Ms Mahn continued, “The report was important as assurance to any current or future investors. Now that the review has been concluded it allows the industry to move on from Fukushima in the knowledge that there will be no more major safety or protection regulators seen any time soon.”

New nuclear in Europe

While the UK attempts to drive its nuclear industry forward with full government backing, Britain’s European counter parts like Germany and Italy are turning to a green sustainable future powered by renewable energy generation methods such as wind and wave. Germany’s government bowed to immense public pressure in the aftermath of Fukushima, and earlier this year announced that it has halted all new nuclear builds. Italy also proposed an end to its civil nuclear programme.

Speaking to TM, Clive Smith, strategy director for nuclear at sector skills council, Cogent, discussed how his organisation is planning to continue working with the sector in the UK: “In line with the Weightman report, Cogent will continue to work with industry, the Government and other skills bodies – in particular the National Skills for Nuclear, to ensure that the UK has a clear, jointly shared understanding of the key skills priorities for the nuclear sector, and how skills demand can be met.”

Across the UK, the nuclear industry employs around 60,000 people and it is estimated that new nuclear builds will create an additional 30,000 jobs by 2025, with between 10,000 and 15,000 of these in manufacturing and construction, providing a huge boost to the industry.

Commenting on the report, Hannah Grimsley, public affairs officer at The Nuclear Industry Association said she was pleased safety confirmation had been provided to “both existing nuclear plants and new build designs,” and hoped this would “allow the UK industry to move forward with its new build plans.

Ms Grimsley added: “It is important that UK businesses take advantage of the vast number of opportunities that will be available in the nuclear new build programme for the benefit of the regions home to nuclear sites and the UK economy as a whole.”

The report arguably marks an important point in moving on from the events in Japan – both in terms of the nuclear facilities which are currently operating and for new builds. With worldwide electricity demands set to nearly double by 2030 and the wheels firmly in motion for the UK nuclear new build programme, there is clearly an opportunity for UK manufacturers with relevant skills sets and products to capitalise on an emerging market.

A key challenge for orgnisations hoping to do this remains the time and cost of accreditation and alignment with industry standards.

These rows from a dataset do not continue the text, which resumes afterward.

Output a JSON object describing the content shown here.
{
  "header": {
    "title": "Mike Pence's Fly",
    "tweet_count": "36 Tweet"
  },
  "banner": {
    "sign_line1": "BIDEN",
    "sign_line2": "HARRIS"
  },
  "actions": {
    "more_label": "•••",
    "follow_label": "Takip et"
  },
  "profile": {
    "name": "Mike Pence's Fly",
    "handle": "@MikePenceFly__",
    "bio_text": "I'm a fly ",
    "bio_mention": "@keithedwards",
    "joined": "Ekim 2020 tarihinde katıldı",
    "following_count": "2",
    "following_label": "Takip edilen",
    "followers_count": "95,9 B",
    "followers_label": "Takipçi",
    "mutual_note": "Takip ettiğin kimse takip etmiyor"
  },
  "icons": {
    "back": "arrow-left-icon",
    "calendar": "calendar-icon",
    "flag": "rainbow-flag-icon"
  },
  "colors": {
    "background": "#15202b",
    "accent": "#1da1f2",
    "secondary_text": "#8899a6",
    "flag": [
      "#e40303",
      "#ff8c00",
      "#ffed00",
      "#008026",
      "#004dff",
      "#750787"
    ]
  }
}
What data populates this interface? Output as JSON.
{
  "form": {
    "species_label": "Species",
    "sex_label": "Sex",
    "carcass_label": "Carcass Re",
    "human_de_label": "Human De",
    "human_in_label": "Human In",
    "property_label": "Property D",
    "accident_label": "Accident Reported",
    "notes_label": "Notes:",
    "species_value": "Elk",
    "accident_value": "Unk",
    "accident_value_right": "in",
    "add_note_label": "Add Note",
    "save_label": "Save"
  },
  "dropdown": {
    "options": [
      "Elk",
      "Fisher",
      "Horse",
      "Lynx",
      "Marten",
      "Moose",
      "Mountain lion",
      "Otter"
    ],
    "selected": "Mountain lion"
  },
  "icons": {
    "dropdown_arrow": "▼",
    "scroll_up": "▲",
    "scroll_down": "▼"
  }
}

The Nuclear Industry Association is able to advise and assist on these obstacles.

Shelley DeBere